(RECORDS TO USE Opens)

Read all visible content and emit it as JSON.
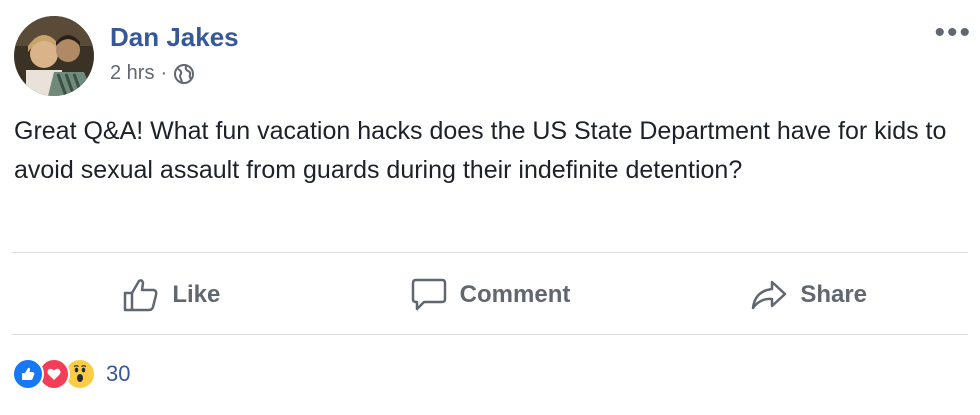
{
  "post": {
    "author": "Dan Jakes",
    "timestamp": "2 hrs",
    "separator": "·",
    "privacy_icon": "globe-icon",
    "more_icon": "more-options-icon",
    "text": "Great Q&A! What fun vacation hacks does the US State Department have for kids to avoid sexual assault from guards during their indefinite detention?"
  },
  "actions": {
    "like": "Like",
    "comment": "Comment",
    "share": "Share"
  },
  "reactions": {
    "types": [
      "like",
      "love",
      "wow"
    ],
    "count": "30"
  },
  "colors": {
    "author": "#365899",
    "action_text": "#606770",
    "like_blue": "#1877f2",
    "love_red": "#f33e58",
    "wow_yellow": "#fbcd45"
  }
}
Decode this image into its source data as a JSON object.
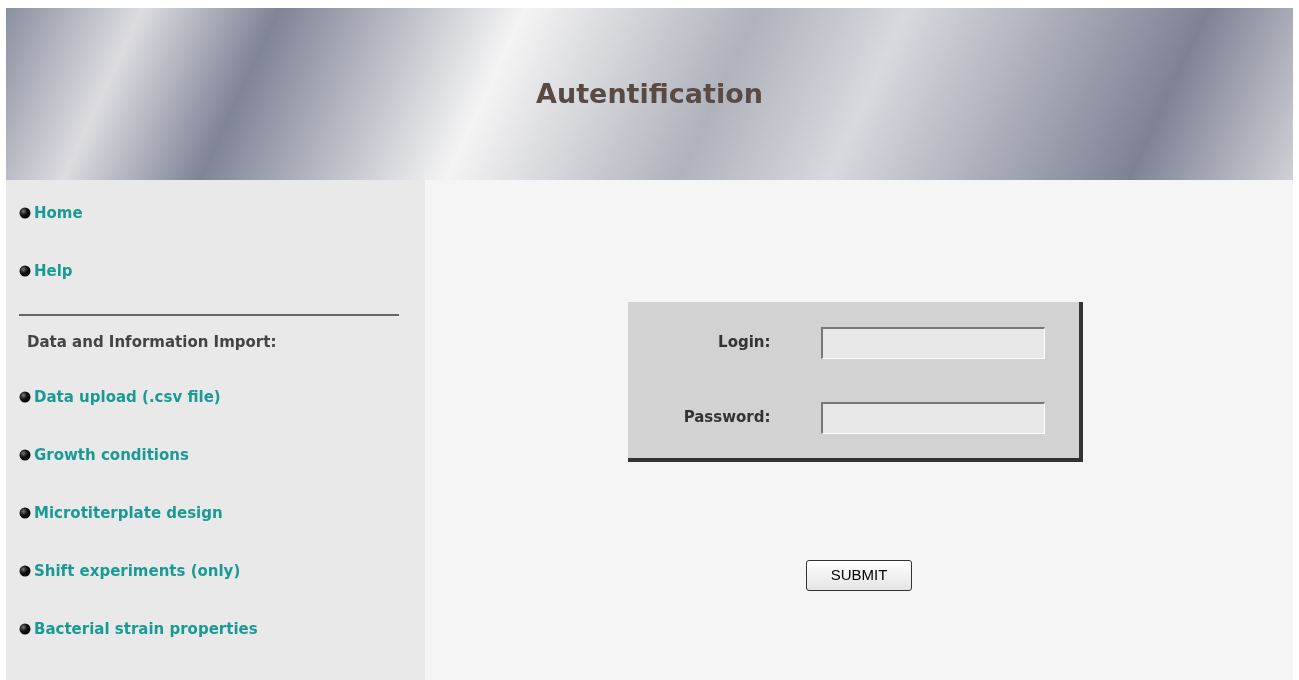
{
  "header": {
    "title": "Autentification"
  },
  "sidebar": {
    "items": [
      {
        "label": "Home"
      },
      {
        "label": "Help"
      }
    ],
    "section_heading": "Data and Information Import:",
    "section_items": [
      {
        "label": "Data upload (.csv file)"
      },
      {
        "label": "Growth conditions"
      },
      {
        "label": "Microtiterplate design"
      },
      {
        "label": "Shift experiments (only)"
      },
      {
        "label": "Bacterial strain properties"
      }
    ]
  },
  "form": {
    "fields": [
      {
        "label": "Login:"
      },
      {
        "label": "Password:"
      }
    ],
    "submit": "SUBMIT"
  }
}
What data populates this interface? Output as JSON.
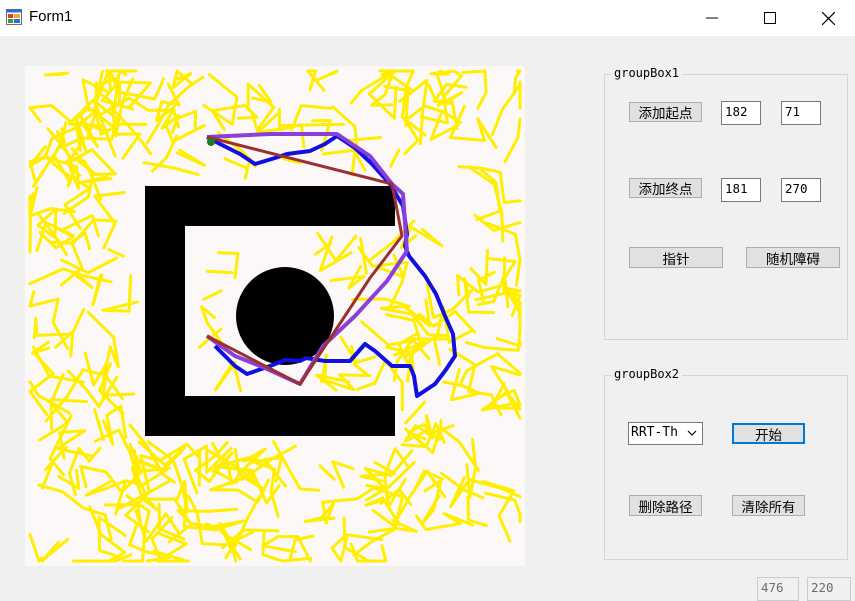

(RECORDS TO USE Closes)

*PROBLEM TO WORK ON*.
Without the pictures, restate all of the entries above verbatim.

*ANSWER SPACE*.
Read all visible content and emit it as JSON.
{
  "post": {
    "author": "Dan Jakes",
    "timestamp": "2 hrs",
    "separator": "·",
    "privacy_icon": "globe-icon",
    "more_icon": "more-options-icon",
    "text": "Great Q&A! What fun vacation hacks does the US State Department have for kids to avoid sexual assault from guards during their indefinite detention?"
  },
  "actions": {
    "like": "Like",
    "comment": "Comment",
    "share": "Share"
  },
  "reactions": {
    "types": [
      "like",
      "love",
      "wow"
    ],
    "count": "30"
  },
  "colors": {
    "author": "#365899",
    "action_text": "#606770",
    "like_blue": "#1877f2",
    "love_red": "#f33e58",
    "wow_yellow": "#fbcd45"
  }
}
Decode this image into its source data as a JSON object.
{
  "header": {
    "title": "Autentification"
  },
  "sidebar": {
    "items": [
      {
        "label": "Home"
      },
      {
        "label": "Help"
      }
    ],
    "section_heading": "Data and Information Import:",
    "section_items": [
      {
        "label": "Data upload (.csv file)"
      },
      {
        "label": "Growth conditions"
      },
      {
        "label": "Microtiterplate design"
      },
      {
        "label": "Shift experiments (only)"
      },
      {
        "label": "Bacterial strain properties"
      }
    ]
  },
  "form": {
    "fields": [
      {
        "label": "Login:"
      },
      {
        "label": "Password:"
      }
    ],
    "submit": "SUBMIT"
  }
}
What data populates this interface? Output as JSON.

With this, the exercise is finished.